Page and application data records
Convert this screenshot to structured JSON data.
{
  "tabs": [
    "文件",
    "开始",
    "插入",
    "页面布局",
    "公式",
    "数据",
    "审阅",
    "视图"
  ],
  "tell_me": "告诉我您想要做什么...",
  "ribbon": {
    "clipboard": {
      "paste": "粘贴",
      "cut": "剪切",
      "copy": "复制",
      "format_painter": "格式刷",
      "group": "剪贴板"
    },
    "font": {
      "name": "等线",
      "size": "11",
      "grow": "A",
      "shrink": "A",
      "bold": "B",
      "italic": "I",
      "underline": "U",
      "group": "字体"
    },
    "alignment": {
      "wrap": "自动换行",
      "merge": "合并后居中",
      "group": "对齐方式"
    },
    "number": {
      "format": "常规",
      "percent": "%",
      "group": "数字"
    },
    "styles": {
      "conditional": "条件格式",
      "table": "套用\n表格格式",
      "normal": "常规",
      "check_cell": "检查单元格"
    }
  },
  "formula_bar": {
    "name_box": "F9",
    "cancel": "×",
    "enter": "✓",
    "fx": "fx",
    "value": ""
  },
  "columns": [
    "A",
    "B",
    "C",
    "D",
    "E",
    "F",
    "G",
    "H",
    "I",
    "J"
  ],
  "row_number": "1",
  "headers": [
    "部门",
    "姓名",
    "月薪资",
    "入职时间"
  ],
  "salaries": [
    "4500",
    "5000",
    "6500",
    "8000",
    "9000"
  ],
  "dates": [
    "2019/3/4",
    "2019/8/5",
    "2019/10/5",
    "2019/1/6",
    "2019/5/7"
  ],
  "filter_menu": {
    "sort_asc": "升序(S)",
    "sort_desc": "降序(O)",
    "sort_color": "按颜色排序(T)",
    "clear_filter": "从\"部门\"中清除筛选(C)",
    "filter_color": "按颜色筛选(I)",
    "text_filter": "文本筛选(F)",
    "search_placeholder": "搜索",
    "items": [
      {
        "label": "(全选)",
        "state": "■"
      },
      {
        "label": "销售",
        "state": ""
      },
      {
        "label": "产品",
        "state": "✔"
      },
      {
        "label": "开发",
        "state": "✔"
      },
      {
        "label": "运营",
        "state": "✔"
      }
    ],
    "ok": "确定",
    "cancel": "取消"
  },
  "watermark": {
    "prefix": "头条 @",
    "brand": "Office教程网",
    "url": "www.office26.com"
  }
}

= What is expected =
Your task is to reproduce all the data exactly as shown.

= Answer box =
Convert this screenshot to structured JSON data.
{
  "tabs": [
    "文件",
    "开始",
    "插入",
    "页面布局",
    "公式",
    "数据",
    "审阅",
    "视图"
  ],
  "tell_me": "告诉我您想要做什么...",
  "ribbon": {
    "clipboard": {
      "paste": "粘贴",
      "cut": "剪切",
      "copy": "复制",
      "format_painter": "格式刷",
      "group": "剪贴板"
    },
    "font": {
      "name": "等线",
      "size": "11",
      "grow": "A",
      "shrink": "A",
      "bold": "B",
      "italic": "I",
      "underline": "U",
      "group": "字体"
    },
    "alignment": {
      "wrap": "自动换行",
      "merge": "合并后居中",
      "group": "对齐方式"
    },
    "number": {
      "format": "常规",
      "percent": "%",
      "group": "数字"
    },
    "styles": {
      "conditional": "条件格式",
      "table": "套用\n表格格式",
      "normal": "常规",
      "check_cell": "检查单元格"
    }
  },
  "formula_bar": {
    "name_box": "F9",
    "cancel": "×",
    "enter": "✓",
    "fx": "fx",
    "value": ""
  },
  "columns": [
    "A",
    "B",
    "C",
    "D",
    "E",
    "F",
    "G",
    "H",
    "I",
    "J"
  ],
  "row_number": "1",
  "headers": [
    "部门",
    "姓名",
    "月薪资",
    "入职时间"
  ],
  "salaries": [
    "4500",
    "5000",
    "6500",
    "8000",
    "9000"
  ],
  "dates": [
    "2019/3/4",
    "2019/8/5",
    "2019/10/5",
    "2019/1/6",
    "2019/5/7"
  ],
  "filter_menu": {
    "sort_asc": "升序(S)",
    "sort_desc": "降序(O)",
    "sort_color": "按颜色排序(T)",
    "clear_filter": "从\"部门\"中清除筛选(C)",
    "filter_color": "按颜色筛选(I)",
    "text_filter": "文本筛选(F)",
    "search_placeholder": "搜索",
    "items": [
      {
        "label": "(全选)",
        "state": "■"
      },
      {
        "label": "销售",
        "state": ""
      },
      {
        "label": "产品",
        "state": "✔"
      },
      {
        "label": "开发",
        "state": "✔"
      },
      {
        "label": "运营",
        "state": "✔"
      }
    ],
    "ok": "确定",
    "cancel": "取消"
  },
  "watermark": {
    "prefix": "头条 @",
    "brand": "Office教程网",
    "url": "www.office26.com"
  }
}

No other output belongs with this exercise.